Problem requirements: Would you set down the complete data below, exactly as shown?

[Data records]
= Beginning of Section =

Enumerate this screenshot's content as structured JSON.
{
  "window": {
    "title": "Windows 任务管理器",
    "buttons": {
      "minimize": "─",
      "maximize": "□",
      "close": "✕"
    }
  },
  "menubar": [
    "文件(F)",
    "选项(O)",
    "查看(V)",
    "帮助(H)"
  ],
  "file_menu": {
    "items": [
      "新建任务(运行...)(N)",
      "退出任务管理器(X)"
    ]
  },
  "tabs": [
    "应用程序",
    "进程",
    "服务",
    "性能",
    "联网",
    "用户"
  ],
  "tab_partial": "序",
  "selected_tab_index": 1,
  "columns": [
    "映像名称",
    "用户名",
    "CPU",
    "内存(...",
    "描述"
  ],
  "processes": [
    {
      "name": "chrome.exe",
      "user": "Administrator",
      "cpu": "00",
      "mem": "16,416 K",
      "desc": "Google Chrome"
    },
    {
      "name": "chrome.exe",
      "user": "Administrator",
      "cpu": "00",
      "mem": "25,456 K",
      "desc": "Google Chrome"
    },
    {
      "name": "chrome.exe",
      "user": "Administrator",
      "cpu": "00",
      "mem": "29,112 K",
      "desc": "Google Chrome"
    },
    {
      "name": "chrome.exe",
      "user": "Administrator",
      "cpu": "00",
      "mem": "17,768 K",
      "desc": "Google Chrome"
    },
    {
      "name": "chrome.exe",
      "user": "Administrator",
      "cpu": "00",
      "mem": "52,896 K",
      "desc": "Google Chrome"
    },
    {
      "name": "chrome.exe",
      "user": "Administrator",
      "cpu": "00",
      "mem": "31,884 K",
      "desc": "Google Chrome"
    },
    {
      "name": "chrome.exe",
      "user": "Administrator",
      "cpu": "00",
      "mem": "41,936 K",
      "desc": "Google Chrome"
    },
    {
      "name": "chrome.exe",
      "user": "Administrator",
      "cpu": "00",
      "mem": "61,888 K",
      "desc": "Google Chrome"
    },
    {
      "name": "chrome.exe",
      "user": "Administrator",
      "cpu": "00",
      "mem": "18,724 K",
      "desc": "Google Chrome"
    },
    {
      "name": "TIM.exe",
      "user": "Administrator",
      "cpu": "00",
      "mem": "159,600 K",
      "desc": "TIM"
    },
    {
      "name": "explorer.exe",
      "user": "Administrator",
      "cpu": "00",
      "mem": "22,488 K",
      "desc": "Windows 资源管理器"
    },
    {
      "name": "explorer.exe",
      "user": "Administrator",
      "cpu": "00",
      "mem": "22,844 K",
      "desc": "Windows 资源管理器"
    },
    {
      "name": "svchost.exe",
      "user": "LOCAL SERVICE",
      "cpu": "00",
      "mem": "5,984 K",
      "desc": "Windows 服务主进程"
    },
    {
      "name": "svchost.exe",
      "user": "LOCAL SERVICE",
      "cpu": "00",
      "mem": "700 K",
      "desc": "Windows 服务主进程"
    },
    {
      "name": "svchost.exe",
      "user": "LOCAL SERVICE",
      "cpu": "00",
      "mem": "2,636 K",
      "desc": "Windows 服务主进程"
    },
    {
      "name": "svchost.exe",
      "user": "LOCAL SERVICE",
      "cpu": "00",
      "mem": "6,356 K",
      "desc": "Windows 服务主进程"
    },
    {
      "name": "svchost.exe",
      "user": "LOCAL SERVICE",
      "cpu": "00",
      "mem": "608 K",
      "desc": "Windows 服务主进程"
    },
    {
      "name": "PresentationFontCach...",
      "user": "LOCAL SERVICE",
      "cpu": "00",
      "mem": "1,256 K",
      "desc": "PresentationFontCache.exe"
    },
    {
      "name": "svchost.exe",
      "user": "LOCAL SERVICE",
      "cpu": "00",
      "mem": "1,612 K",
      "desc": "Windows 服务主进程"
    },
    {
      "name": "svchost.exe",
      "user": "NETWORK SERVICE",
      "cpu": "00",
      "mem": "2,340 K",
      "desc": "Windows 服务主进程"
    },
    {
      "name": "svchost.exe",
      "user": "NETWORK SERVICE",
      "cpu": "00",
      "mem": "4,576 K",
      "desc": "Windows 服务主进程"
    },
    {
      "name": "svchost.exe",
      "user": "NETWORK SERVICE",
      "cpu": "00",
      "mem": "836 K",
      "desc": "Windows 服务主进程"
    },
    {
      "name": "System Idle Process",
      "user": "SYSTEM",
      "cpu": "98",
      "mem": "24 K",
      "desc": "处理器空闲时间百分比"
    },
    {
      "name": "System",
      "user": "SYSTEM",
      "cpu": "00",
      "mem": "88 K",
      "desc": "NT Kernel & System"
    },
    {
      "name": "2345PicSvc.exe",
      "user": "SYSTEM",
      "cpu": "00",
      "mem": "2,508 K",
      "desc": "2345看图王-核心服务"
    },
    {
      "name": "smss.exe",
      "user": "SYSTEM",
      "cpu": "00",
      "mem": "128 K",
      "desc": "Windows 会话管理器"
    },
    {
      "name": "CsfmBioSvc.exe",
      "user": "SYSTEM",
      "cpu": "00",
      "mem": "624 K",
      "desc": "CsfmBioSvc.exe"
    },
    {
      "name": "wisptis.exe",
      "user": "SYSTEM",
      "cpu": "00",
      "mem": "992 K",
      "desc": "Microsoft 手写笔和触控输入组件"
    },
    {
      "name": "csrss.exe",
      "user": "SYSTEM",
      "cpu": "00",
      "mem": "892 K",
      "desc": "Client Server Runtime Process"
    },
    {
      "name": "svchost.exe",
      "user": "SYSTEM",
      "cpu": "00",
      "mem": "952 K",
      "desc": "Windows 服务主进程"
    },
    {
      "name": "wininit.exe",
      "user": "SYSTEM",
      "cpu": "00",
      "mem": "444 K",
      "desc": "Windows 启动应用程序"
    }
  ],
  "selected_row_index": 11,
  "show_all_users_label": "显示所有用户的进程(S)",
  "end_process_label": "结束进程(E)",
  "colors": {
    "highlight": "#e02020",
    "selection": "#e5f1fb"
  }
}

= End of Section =

Solution to this problem:
Enumerate this screenshot's content as structured JSON.
{
  "window": {
    "title": "Windows 任务管理器",
    "buttons": {
      "minimize": "─",
      "maximize": "□",
      "close": "✕"
    }
  },
  "menubar": [
    "文件(F)",
    "选项(O)",
    "查看(V)",
    "帮助(H)"
  ],
  "file_menu": {
    "items": [
      "新建任务(运行...)(N)",
      "退出任务管理器(X)"
    ]
  },
  "tabs": [
    "应用程序",
    "进程",
    "服务",
    "性能",
    "联网",
    "用户"
  ],
  "tab_partial": "序",
  "selected_tab_index": 1,
  "columns": [
    "映像名称",
    "用户名",
    "CPU",
    "内存(...",
    "描述"
  ],
  "processes": [
    {
      "name": "chrome.exe",
      "user": "Administrator",
      "cpu": "00",
      "mem": "16,416 K",
      "desc": "Google Chrome"
    },
    {
      "name": "chrome.exe",
      "user": "Administrator",
      "cpu": "00",
      "mem": "25,456 K",
      "desc": "Google Chrome"
    },
    {
      "name": "chrome.exe",
      "user": "Administrator",
      "cpu": "00",
      "mem": "29,112 K",
      "desc": "Google Chrome"
    },
    {
      "name": "chrome.exe",
      "user": "Administrator",
      "cpu": "00",
      "mem": "17,768 K",
      "desc": "Google Chrome"
    },
    {
      "name": "chrome.exe",
      "user": "Administrator",
      "cpu": "00",
      "mem": "52,896 K",
      "desc": "Google Chrome"
    },
    {
      "name": "chrome.exe",
      "user": "Administrator",
      "cpu": "00",
      "mem": "31,884 K",
      "desc": "Google Chrome"
    },
    {
      "name": "chrome.exe",
      "user": "Administrator",
      "cpu": "00",
      "mem": "41,936 K",
      "desc": "Google Chrome"
    },
    {
      "name": "chrome.exe",
      "user": "Administrator",
      "cpu": "00",
      "mem": "61,888 K",
      "desc": "Google Chrome"
    },
    {
      "name": "chrome.exe",
      "user": "Administrator",
      "cpu": "00",
      "mem": "18,724 K",
      "desc": "Google Chrome"
    },
    {
      "name": "TIM.exe",
      "user": "Administrator",
      "cpu": "00",
      "mem": "159,600 K",
      "desc": "TIM"
    },
    {
      "name": "explorer.exe",
      "user": "Administrator",
      "cpu": "00",
      "mem": "22,488 K",
      "desc": "Windows 资源管理器"
    },
    {
      "name": "explorer.exe",
      "user": "Administrator",
      "cpu": "00",
      "mem": "22,844 K",
      "desc": "Windows 资源管理器"
    },
    {
      "name": "svchost.exe",
      "user": "LOCAL SERVICE",
      "cpu": "00",
      "mem": "5,984 K",
      "desc": "Windows 服务主进程"
    },
    {
      "name": "svchost.exe",
      "user": "LOCAL SERVICE",
      "cpu": "00",
      "mem": "700 K",
      "desc": "Windows 服务主进程"
    },
    {
      "name": "svchost.exe",
      "user": "LOCAL SERVICE",
      "cpu": "00",
      "mem": "2,636 K",
      "desc": "Windows 服务主进程"
    },
    {
      "name": "svchost.exe",
      "user": "LOCAL SERVICE",
      "cpu": "00",
      "mem": "6,356 K",
      "desc": "Windows 服务主进程"
    },
    {
      "name": "svchost.exe",
      "user": "LOCAL SERVICE",
      "cpu": "00",
      "mem": "608 K",
      "desc": "Windows 服务主进程"
    },
    {
      "name": "PresentationFontCach...",
      "user": "LOCAL SERVICE",
      "cpu": "00",
      "mem": "1,256 K",
      "desc": "PresentationFontCache.exe"
    },
    {
      "name": "svchost.exe",
      "user": "LOCAL SERVICE",
      "cpu": "00",
      "mem": "1,612 K",
      "desc": "Windows 服务主进程"
    },
    {
      "name": "svchost.exe",
      "user": "NETWORK SERVICE",
      "cpu": "00",
      "mem": "2,340 K",
      "desc": "Windows 服务主进程"
    },
    {
      "name": "svchost.exe",
      "user": "NETWORK SERVICE",
      "cpu": "00",
      "mem": "4,576 K",
      "desc": "Windows 服务主进程"
    },
    {
      "name": "svchost.exe",
      "user": "NETWORK SERVICE",
      "cpu": "00",
      "mem": "836 K",
      "desc": "Windows 服务主进程"
    },
    {
      "name": "System Idle Process",
      "user": "SYSTEM",
      "cpu": "98",
      "mem": "24 K",
      "desc": "处理器空闲时间百分比"
    },
    {
      "name": "System",
      "user": "SYSTEM",
      "cpu": "00",
      "mem": "88 K",
      "desc": "NT Kernel & System"
    },
    {
      "name": "2345PicSvc.exe",
      "user": "SYSTEM",
      "cpu": "00",
      "mem": "2,508 K",
      "desc": "2345看图王-核心服务"
    },
    {
      "name": "smss.exe",
      "user": "SYSTEM",
      "cpu": "00",
      "mem": "128 K",
      "desc": "Windows 会话管理器"
    },
    {
      "name": "CsfmBioSvc.exe",
      "user": "SYSTEM",
      "cpu": "00",
      "mem": "624 K",
      "desc": "CsfmBioSvc.exe"
    },
    {
      "name": "wisptis.exe",
      "user": "SYSTEM",
      "cpu": "00",
      "mem": "992 K",
      "desc": "Microsoft 手写笔和触控输入组件"
    },
    {
      "name": "csrss.exe",
      "user": "SYSTEM",
      "cpu": "00",
      "mem": "892 K",
      "desc": "Client Server Runtime Process"
    },
    {
      "name": "svchost.exe",
      "user": "SYSTEM",
      "cpu": "00",
      "mem": "952 K",
      "desc": "Windows 服务主进程"
    },
    {
      "name": "wininit.exe",
      "user": "SYSTEM",
      "cpu": "00",
      "mem": "444 K",
      "desc": "Windows 启动应用程序"
    }
  ],
  "selected_row_index": 11,
  "show_all_users_label": "显示所有用户的进程(S)",
  "end_process_label": "结束进程(E)",
  "colors": {
    "highlight": "#e02020",
    "selection": "#e5f1fb"
  }
}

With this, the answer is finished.